If filmmaker Catherine Breillat could be anyone in the world, she’d be the man pictured at left. Yes, the guy who looks like Lemmy from Motorhead dressed for the Dickens Fair.
“I have always said that if I had been born in a different century, I would have been Jules Barbey d’Aurevilly,” says the director of “The Last Mistress,” which opened in the US last week.
The film, which is loosely based on a novel by d’Aurevilly, centers around Ryno de Marigny, a proud libertine and gambler who strolls through life with his “hands in his pockets and nose in the air.”
The film stars prettyboy newcomer and Angelina Jolie lookalike (emphasis on jolie) Fu’ad Ait Aattou, who had never acted before and who therefore gives off the requisite air of dandy detachment.
Asia Argento, daughter of Italian horror film legend Dario Argento, is the film’s leading lady and a classic belle-laide.
Fans of Barbey’s fiction will enjoy a long sequence in the heart of the film that makes use of his favorite literary device, the recit parlé, or spoken narrative. Breillat’s adaptation also preserves the themes of mystery, revenge, passion and death that permeate all the work of Barbey, who was born in the sign of Scorpio and shares the sign’s preoccupations to the highest degree.
The press kit for the film includes the following remarks from Breillat:
On discovering the book Une Vieille Maitresse: I enjoyed the dandyism, a last shout from the aristocracy. Just like the Marquise de Flers, I am “absolutely 18th century.” The 18th century was more elegant and open-minded than the 19th, when the middle classes came into power, bringing narrow-mindedness and rigorously strict moral principles.
I also loved all these highly androgynous characters. Ryno is a terrible womanizer, a sort of Valmont (DANGEROUS LIAISONS), but he is also, like many dandies, deeply feminine. I’ve often dreamt about Michelangelo and the “Portrait of a Young Man” by Lorenzo Lotto (which is also in the film), about these men of dazzling beauty, a certain feminine beauty, yet without being effeminate.
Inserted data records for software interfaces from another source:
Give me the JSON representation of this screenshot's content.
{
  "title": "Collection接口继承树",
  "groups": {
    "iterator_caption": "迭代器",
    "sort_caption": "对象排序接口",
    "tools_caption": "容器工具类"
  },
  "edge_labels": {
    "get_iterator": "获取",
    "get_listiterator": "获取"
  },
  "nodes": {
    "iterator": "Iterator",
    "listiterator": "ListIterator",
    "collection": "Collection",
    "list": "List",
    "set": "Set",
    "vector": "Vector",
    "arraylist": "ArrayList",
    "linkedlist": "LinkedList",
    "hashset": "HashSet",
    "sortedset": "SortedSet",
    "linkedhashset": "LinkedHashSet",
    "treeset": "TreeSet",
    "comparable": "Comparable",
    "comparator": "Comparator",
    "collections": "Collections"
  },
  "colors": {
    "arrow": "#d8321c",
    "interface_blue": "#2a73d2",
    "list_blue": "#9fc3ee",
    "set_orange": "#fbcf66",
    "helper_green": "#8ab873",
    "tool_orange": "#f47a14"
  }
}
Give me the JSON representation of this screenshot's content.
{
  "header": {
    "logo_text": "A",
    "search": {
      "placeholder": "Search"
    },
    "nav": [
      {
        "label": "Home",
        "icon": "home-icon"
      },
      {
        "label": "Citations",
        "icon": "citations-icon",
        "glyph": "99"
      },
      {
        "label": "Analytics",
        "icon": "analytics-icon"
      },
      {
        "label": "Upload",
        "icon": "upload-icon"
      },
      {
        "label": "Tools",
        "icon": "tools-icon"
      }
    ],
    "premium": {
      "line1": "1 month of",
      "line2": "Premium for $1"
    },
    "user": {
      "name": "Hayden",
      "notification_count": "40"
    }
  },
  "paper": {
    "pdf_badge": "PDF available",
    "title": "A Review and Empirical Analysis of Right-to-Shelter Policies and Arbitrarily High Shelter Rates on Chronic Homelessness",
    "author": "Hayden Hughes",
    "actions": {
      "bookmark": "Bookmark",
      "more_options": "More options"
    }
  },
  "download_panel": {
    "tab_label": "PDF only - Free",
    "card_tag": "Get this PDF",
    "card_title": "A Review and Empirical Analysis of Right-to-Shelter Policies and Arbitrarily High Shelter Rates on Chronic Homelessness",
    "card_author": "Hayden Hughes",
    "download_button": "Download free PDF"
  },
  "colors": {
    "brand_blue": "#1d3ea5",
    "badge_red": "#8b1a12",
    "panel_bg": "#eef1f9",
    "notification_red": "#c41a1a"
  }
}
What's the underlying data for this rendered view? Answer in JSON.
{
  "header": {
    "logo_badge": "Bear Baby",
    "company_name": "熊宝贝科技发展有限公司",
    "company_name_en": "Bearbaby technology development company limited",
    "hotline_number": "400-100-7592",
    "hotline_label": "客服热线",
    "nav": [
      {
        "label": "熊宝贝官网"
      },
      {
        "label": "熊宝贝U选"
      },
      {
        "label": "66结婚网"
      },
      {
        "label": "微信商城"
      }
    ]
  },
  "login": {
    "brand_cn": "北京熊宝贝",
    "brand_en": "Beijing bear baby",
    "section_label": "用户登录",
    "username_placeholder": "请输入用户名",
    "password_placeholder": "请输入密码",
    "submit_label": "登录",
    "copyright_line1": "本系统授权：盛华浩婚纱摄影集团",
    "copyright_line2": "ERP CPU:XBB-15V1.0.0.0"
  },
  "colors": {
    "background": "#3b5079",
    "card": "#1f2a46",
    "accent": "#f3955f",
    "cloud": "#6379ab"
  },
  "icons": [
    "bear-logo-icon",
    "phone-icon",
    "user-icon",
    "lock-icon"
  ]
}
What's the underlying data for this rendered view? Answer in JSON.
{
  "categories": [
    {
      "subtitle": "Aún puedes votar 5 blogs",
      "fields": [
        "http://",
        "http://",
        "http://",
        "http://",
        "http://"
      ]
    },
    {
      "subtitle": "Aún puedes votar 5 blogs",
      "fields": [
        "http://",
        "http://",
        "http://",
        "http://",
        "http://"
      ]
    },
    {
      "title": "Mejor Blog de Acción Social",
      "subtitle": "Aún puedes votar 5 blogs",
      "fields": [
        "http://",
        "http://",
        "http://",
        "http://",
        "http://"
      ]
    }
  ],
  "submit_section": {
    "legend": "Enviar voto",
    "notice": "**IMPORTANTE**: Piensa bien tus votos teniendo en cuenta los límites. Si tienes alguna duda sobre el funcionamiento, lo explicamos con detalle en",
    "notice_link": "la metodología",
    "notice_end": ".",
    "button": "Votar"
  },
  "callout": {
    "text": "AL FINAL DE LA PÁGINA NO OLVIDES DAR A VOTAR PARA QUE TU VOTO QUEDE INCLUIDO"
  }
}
The story could only take place in an aristocratic environment. When struggling to survive, feeding a family and finding a room for shelter, there is no time for the leisure of romance. Not enough time to experience the pureness. Sentiment can only be expressed in a certain level of comfort where it is not tainted by the harsh realities of life. The way many great authors of that era expressed strong feeling in such idealistic settings has always fascinated me. Aristocracy simply lends itself to the refinery of sentiments.